Work request ->
For every record beneath this instruction, give an exact repetition, omitting images.

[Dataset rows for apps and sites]
*** Block opens ***
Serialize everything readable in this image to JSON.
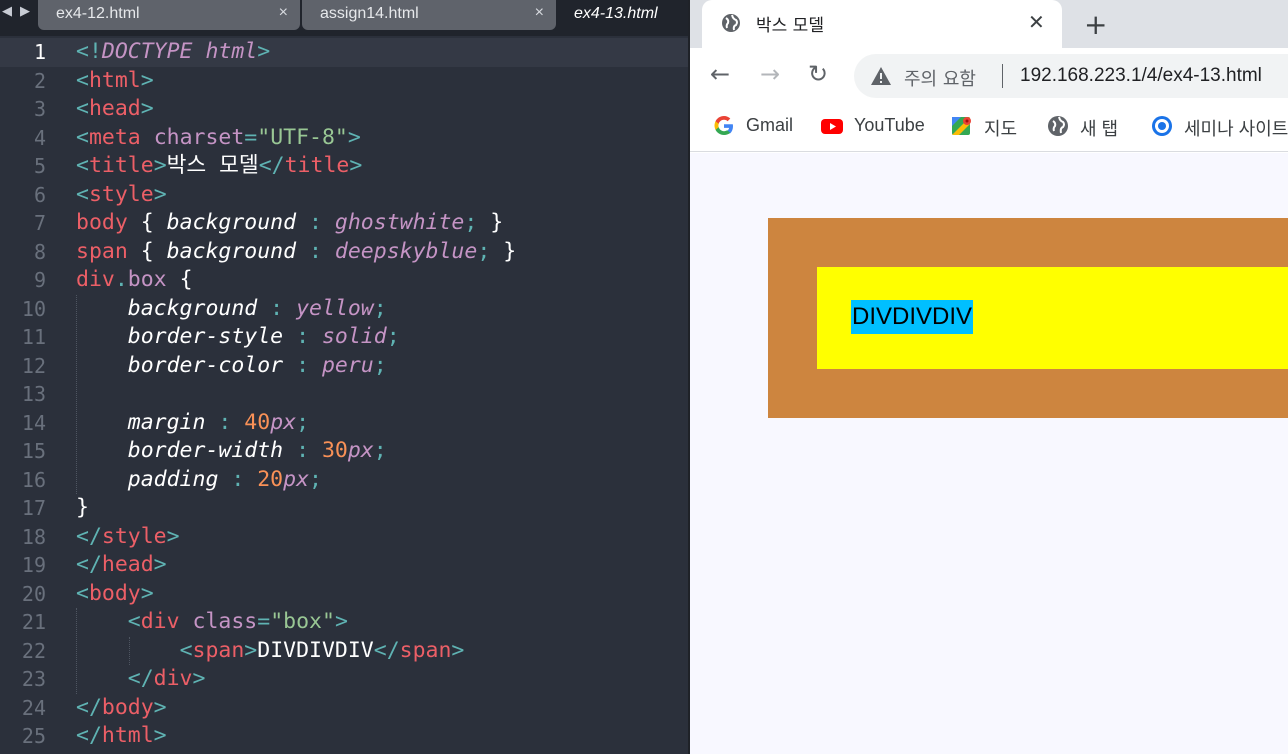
{
  "editor": {
    "tabs": [
      {
        "label": "ex4-12.html",
        "close": "×"
      },
      {
        "label": "assign14.html",
        "close": "×"
      },
      {
        "label": "ex4-13.html"
      }
    ],
    "lines": [
      {
        "num": "1",
        "tokens": [
          [
            "p",
            "<!"
          ],
          [
            "doc",
            "DOCTYPE"
          ],
          [
            "t",
            " "
          ],
          [
            "doc",
            "html"
          ],
          [
            "p",
            ">"
          ]
        ]
      },
      {
        "num": "2",
        "tokens": [
          [
            "p",
            "<"
          ],
          [
            "tag",
            "html"
          ],
          [
            "p",
            ">"
          ]
        ]
      },
      {
        "num": "3",
        "tokens": [
          [
            "p",
            "<"
          ],
          [
            "tag",
            "head"
          ],
          [
            "p",
            ">"
          ]
        ]
      },
      {
        "num": "4",
        "tokens": [
          [
            "p",
            "<"
          ],
          [
            "tag",
            "meta"
          ],
          [
            "t",
            " "
          ],
          [
            "attr",
            "charset"
          ],
          [
            "p",
            "="
          ],
          [
            "str",
            "\"UTF-8\""
          ],
          [
            "p",
            ">"
          ]
        ]
      },
      {
        "num": "5",
        "tokens": [
          [
            "p",
            "<"
          ],
          [
            "tag",
            "title"
          ],
          [
            "p",
            ">"
          ],
          [
            "txt",
            "박스 모델"
          ],
          [
            "p",
            "</"
          ],
          [
            "tag",
            "title"
          ],
          [
            "p",
            ">"
          ]
        ]
      },
      {
        "num": "6",
        "tokens": [
          [
            "p",
            "<"
          ],
          [
            "tag",
            "style"
          ],
          [
            "p",
            ">"
          ]
        ]
      },
      {
        "num": "7",
        "tokens": [
          [
            "sel",
            "body"
          ],
          [
            "txt",
            " { "
          ],
          [
            "prop",
            "background"
          ],
          [
            "p",
            " : "
          ],
          [
            "val",
            "ghostwhite"
          ],
          [
            "p",
            ";"
          ],
          [
            "txt",
            " }"
          ]
        ]
      },
      {
        "num": "8",
        "tokens": [
          [
            "sel",
            "span"
          ],
          [
            "txt",
            " { "
          ],
          [
            "prop",
            "background"
          ],
          [
            "p",
            " : "
          ],
          [
            "val",
            "deepskyblue"
          ],
          [
            "p",
            ";"
          ],
          [
            "txt",
            " }"
          ]
        ]
      },
      {
        "num": "9",
        "tokens": [
          [
            "sel",
            "div"
          ],
          [
            "p",
            "."
          ],
          [
            "cls",
            "box"
          ],
          [
            "txt",
            " {"
          ]
        ]
      },
      {
        "num": "10",
        "tokens": [
          [
            "t",
            "    "
          ],
          [
            "prop",
            "background"
          ],
          [
            "p",
            " : "
          ],
          [
            "val",
            "yellow"
          ],
          [
            "p",
            ";"
          ]
        ]
      },
      {
        "num": "11",
        "tokens": [
          [
            "t",
            "    "
          ],
          [
            "prop",
            "border-style"
          ],
          [
            "p",
            " : "
          ],
          [
            "val",
            "solid"
          ],
          [
            "p",
            ";"
          ]
        ]
      },
      {
        "num": "12",
        "tokens": [
          [
            "t",
            "    "
          ],
          [
            "prop",
            "border-color"
          ],
          [
            "p",
            " : "
          ],
          [
            "val",
            "peru"
          ],
          [
            "p",
            ";"
          ]
        ]
      },
      {
        "num": "13",
        "tokens": []
      },
      {
        "num": "14",
        "tokens": [
          [
            "t",
            "    "
          ],
          [
            "prop",
            "margin"
          ],
          [
            "p",
            " : "
          ],
          [
            "num",
            "40"
          ],
          [
            "unit",
            "px"
          ],
          [
            "p",
            ";"
          ]
        ]
      },
      {
        "num": "15",
        "tokens": [
          [
            "t",
            "    "
          ],
          [
            "prop",
            "border-width"
          ],
          [
            "p",
            " : "
          ],
          [
            "num",
            "30"
          ],
          [
            "unit",
            "px"
          ],
          [
            "p",
            ";"
          ]
        ]
      },
      {
        "num": "16",
        "tokens": [
          [
            "t",
            "    "
          ],
          [
            "prop",
            "padding"
          ],
          [
            "p",
            " : "
          ],
          [
            "num",
            "20"
          ],
          [
            "unit",
            "px"
          ],
          [
            "p",
            ";"
          ]
        ]
      },
      {
        "num": "17",
        "tokens": [
          [
            "txt",
            "}"
          ]
        ]
      },
      {
        "num": "18",
        "tokens": [
          [
            "p",
            "</"
          ],
          [
            "tag",
            "style"
          ],
          [
            "p",
            ">"
          ]
        ]
      },
      {
        "num": "19",
        "tokens": [
          [
            "p",
            "</"
          ],
          [
            "tag",
            "head"
          ],
          [
            "p",
            ">"
          ]
        ]
      },
      {
        "num": "20",
        "tokens": [
          [
            "p",
            "<"
          ],
          [
            "tag",
            "body"
          ],
          [
            "p",
            ">"
          ]
        ]
      },
      {
        "num": "21",
        "tokens": [
          [
            "t",
            "    "
          ],
          [
            "p",
            "<"
          ],
          [
            "tag",
            "div"
          ],
          [
            "t",
            " "
          ],
          [
            "attr",
            "class"
          ],
          [
            "p",
            "="
          ],
          [
            "str",
            "\"box\""
          ],
          [
            "p",
            ">"
          ]
        ]
      },
      {
        "num": "22",
        "tokens": [
          [
            "t",
            "        "
          ],
          [
            "p",
            "<"
          ],
          [
            "tag",
            "span"
          ],
          [
            "p",
            ">"
          ],
          [
            "txt",
            "DIVDIVDIV"
          ],
          [
            "p",
            "</"
          ],
          [
            "tag",
            "span"
          ],
          [
            "p",
            ">"
          ]
        ]
      },
      {
        "num": "23",
        "tokens": [
          [
            "t",
            "    "
          ],
          [
            "p",
            "</"
          ],
          [
            "tag",
            "div"
          ],
          [
            "p",
            ">"
          ]
        ]
      },
      {
        "num": "24",
        "tokens": [
          [
            "p",
            "</"
          ],
          [
            "tag",
            "body"
          ],
          [
            "p",
            ">"
          ]
        ]
      },
      {
        "num": "25",
        "tokens": [
          [
            "p",
            "</"
          ],
          [
            "tag",
            "html"
          ],
          [
            "p",
            ">"
          ]
        ]
      }
    ]
  },
  "browser": {
    "tab_title": "박스 모델",
    "tab_close": "✕",
    "new_tab": "+",
    "back": "←",
    "forward": "→",
    "reload": "↻",
    "security_text": "주의 요함",
    "url": "192.168.223.1/4/ex4-13.html",
    "bookmarks": [
      {
        "label": "Gmail",
        "icon": "google-icon"
      },
      {
        "label": "YouTube",
        "icon": "youtube-icon"
      },
      {
        "label": "지도",
        "icon": "maps-icon"
      },
      {
        "label": "새 탭",
        "icon": "globe-icon"
      },
      {
        "label": "세미나 사이트",
        "icon": "seminar-icon"
      }
    ],
    "page": {
      "span_text": "DIVDIVDIV",
      "body_bg": "#f8f8ff",
      "box_bg": "#ffff00",
      "box_border": "#cd853f",
      "span_bg": "#00bfff"
    }
  }
}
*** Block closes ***
Response to the task ->
Serialize everything readable in this image to JSON.
{
  "editor": {
    "tabs": [
      {
        "label": "ex4-12.html",
        "close": "×"
      },
      {
        "label": "assign14.html",
        "close": "×"
      },
      {
        "label": "ex4-13.html"
      }
    ],
    "lines": [
      {
        "num": "1",
        "tokens": [
          [
            "p",
            "<!"
          ],
          [
            "doc",
            "DOCTYPE"
          ],
          [
            "t",
            " "
          ],
          [
            "doc",
            "html"
          ],
          [
            "p",
            ">"
          ]
        ]
      },
      {
        "num": "2",
        "tokens": [
          [
            "p",
            "<"
          ],
          [
            "tag",
            "html"
          ],
          [
            "p",
            ">"
          ]
        ]
      },
      {
        "num": "3",
        "tokens": [
          [
            "p",
            "<"
          ],
          [
            "tag",
            "head"
          ],
          [
            "p",
            ">"
          ]
        ]
      },
      {
        "num": "4",
        "tokens": [
          [
            "p",
            "<"
          ],
          [
            "tag",
            "meta"
          ],
          [
            "t",
            " "
          ],
          [
            "attr",
            "charset"
          ],
          [
            "p",
            "="
          ],
          [
            "str",
            "\"UTF-8\""
          ],
          [
            "p",
            ">"
          ]
        ]
      },
      {
        "num": "5",
        "tokens": [
          [
            "p",
            "<"
          ],
          [
            "tag",
            "title"
          ],
          [
            "p",
            ">"
          ],
          [
            "txt",
            "박스 모델"
          ],
          [
            "p",
            "</"
          ],
          [
            "tag",
            "title"
          ],
          [
            "p",
            ">"
          ]
        ]
      },
      {
        "num": "6",
        "tokens": [
          [
            "p",
            "<"
          ],
          [
            "tag",
            "style"
          ],
          [
            "p",
            ">"
          ]
        ]
      },
      {
        "num": "7",
        "tokens": [
          [
            "sel",
            "body"
          ],
          [
            "txt",
            " { "
          ],
          [
            "prop",
            "background"
          ],
          [
            "p",
            " : "
          ],
          [
            "val",
            "ghostwhite"
          ],
          [
            "p",
            ";"
          ],
          [
            "txt",
            " }"
          ]
        ]
      },
      {
        "num": "8",
        "tokens": [
          [
            "sel",
            "span"
          ],
          [
            "txt",
            " { "
          ],
          [
            "prop",
            "background"
          ],
          [
            "p",
            " : "
          ],
          [
            "val",
            "deepskyblue"
          ],
          [
            "p",
            ";"
          ],
          [
            "txt",
            " }"
          ]
        ]
      },
      {
        "num": "9",
        "tokens": [
          [
            "sel",
            "div"
          ],
          [
            "p",
            "."
          ],
          [
            "cls",
            "box"
          ],
          [
            "txt",
            " {"
          ]
        ]
      },
      {
        "num": "10",
        "tokens": [
          [
            "t",
            "    "
          ],
          [
            "prop",
            "background"
          ],
          [
            "p",
            " : "
          ],
          [
            "val",
            "yellow"
          ],
          [
            "p",
            ";"
          ]
        ]
      },
      {
        "num": "11",
        "tokens": [
          [
            "t",
            "    "
          ],
          [
            "prop",
            "border-style"
          ],
          [
            "p",
            " : "
          ],
          [
            "val",
            "solid"
          ],
          [
            "p",
            ";"
          ]
        ]
      },
      {
        "num": "12",
        "tokens": [
          [
            "t",
            "    "
          ],
          [
            "prop",
            "border-color"
          ],
          [
            "p",
            " : "
          ],
          [
            "val",
            "peru"
          ],
          [
            "p",
            ";"
          ]
        ]
      },
      {
        "num": "13",
        "tokens": []
      },
      {
        "num": "14",
        "tokens": [
          [
            "t",
            "    "
          ],
          [
            "prop",
            "margin"
          ],
          [
            "p",
            " : "
          ],
          [
            "num",
            "40"
          ],
          [
            "unit",
            "px"
          ],
          [
            "p",
            ";"
          ]
        ]
      },
      {
        "num": "15",
        "tokens": [
          [
            "t",
            "    "
          ],
          [
            "prop",
            "border-width"
          ],
          [
            "p",
            " : "
          ],
          [
            "num",
            "30"
          ],
          [
            "unit",
            "px"
          ],
          [
            "p",
            ";"
          ]
        ]
      },
      {
        "num": "16",
        "tokens": [
          [
            "t",
            "    "
          ],
          [
            "prop",
            "padding"
          ],
          [
            "p",
            " : "
          ],
          [
            "num",
            "20"
          ],
          [
            "unit",
            "px"
          ],
          [
            "p",
            ";"
          ]
        ]
      },
      {
        "num": "17",
        "tokens": [
          [
            "txt",
            "}"
          ]
        ]
      },
      {
        "num": "18",
        "tokens": [
          [
            "p",
            "</"
          ],
          [
            "tag",
            "style"
          ],
          [
            "p",
            ">"
          ]
        ]
      },
      {
        "num": "19",
        "tokens": [
          [
            "p",
            "</"
          ],
          [
            "tag",
            "head"
          ],
          [
            "p",
            ">"
          ]
        ]
      },
      {
        "num": "20",
        "tokens": [
          [
            "p",
            "<"
          ],
          [
            "tag",
            "body"
          ],
          [
            "p",
            ">"
          ]
        ]
      },
      {
        "num": "21",
        "tokens": [
          [
            "t",
            "    "
          ],
          [
            "p",
            "<"
          ],
          [
            "tag",
            "div"
          ],
          [
            "t",
            " "
          ],
          [
            "attr",
            "class"
          ],
          [
            "p",
            "="
          ],
          [
            "str",
            "\"box\""
          ],
          [
            "p",
            ">"
          ]
        ]
      },
      {
        "num": "22",
        "tokens": [
          [
            "t",
            "        "
          ],
          [
            "p",
            "<"
          ],
          [
            "tag",
            "span"
          ],
          [
            "p",
            ">"
          ],
          [
            "txt",
            "DIVDIVDIV"
          ],
          [
            "p",
            "</"
          ],
          [
            "tag",
            "span"
          ],
          [
            "p",
            ">"
          ]
        ]
      },
      {
        "num": "23",
        "tokens": [
          [
            "t",
            "    "
          ],
          [
            "p",
            "</"
          ],
          [
            "tag",
            "div"
          ],
          [
            "p",
            ">"
          ]
        ]
      },
      {
        "num": "24",
        "tokens": [
          [
            "p",
            "</"
          ],
          [
            "tag",
            "body"
          ],
          [
            "p",
            ">"
          ]
        ]
      },
      {
        "num": "25",
        "tokens": [
          [
            "p",
            "</"
          ],
          [
            "tag",
            "html"
          ],
          [
            "p",
            ">"
          ]
        ]
      }
    ]
  },
  "browser": {
    "tab_title": "박스 모델",
    "tab_close": "✕",
    "new_tab": "+",
    "back": "←",
    "forward": "→",
    "reload": "↻",
    "security_text": "주의 요함",
    "url": "192.168.223.1/4/ex4-13.html",
    "bookmarks": [
      {
        "label": "Gmail",
        "icon": "google-icon"
      },
      {
        "label": "YouTube",
        "icon": "youtube-icon"
      },
      {
        "label": "지도",
        "icon": "maps-icon"
      },
      {
        "label": "새 탭",
        "icon": "globe-icon"
      },
      {
        "label": "세미나 사이트",
        "icon": "seminar-icon"
      }
    ],
    "page": {
      "span_text": "DIVDIVDIV",
      "body_bg": "#f8f8ff",
      "box_bg": "#ffff00",
      "box_border": "#cd853f",
      "span_bg": "#00bfff"
    }
  }
}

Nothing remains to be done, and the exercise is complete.